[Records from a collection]
--------------------------------
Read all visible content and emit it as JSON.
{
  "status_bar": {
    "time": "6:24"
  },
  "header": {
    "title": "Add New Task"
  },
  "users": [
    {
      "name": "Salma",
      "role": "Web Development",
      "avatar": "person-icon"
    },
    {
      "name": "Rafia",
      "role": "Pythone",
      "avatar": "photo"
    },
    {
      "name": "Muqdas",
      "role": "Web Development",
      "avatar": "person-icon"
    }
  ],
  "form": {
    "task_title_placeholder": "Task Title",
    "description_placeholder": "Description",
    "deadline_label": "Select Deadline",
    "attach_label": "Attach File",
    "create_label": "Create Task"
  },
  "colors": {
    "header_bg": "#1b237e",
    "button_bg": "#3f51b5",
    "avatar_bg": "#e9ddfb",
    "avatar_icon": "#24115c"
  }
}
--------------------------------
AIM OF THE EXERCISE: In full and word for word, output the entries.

SOLUTION:
Read all visible content and emit it as JSON.
{
  "status_bar": {
    "time": "6:24"
  },
  "header": {
    "title": "Add New Task"
  },
  "users": [
    {
      "name": "Salma",
      "role": "Web Development",
      "avatar": "person-icon"
    },
    {
      "name": "Rafia",
      "role": "Pythone",
      "avatar": "photo"
    },
    {
      "name": "Muqdas",
      "role": "Web Development",
      "avatar": "person-icon"
    }
  ],
  "form": {
    "task_title_placeholder": "Task Title",
    "description_placeholder": "Description",
    "deadline_label": "Select Deadline",
    "attach_label": "Attach File",
    "create_label": "Create Task"
  },
  "colors": {
    "header_bg": "#1b237e",
    "button_bg": "#3f51b5",
    "avatar_bg": "#e9ddfb",
    "avatar_icon": "#24115c"
  }
}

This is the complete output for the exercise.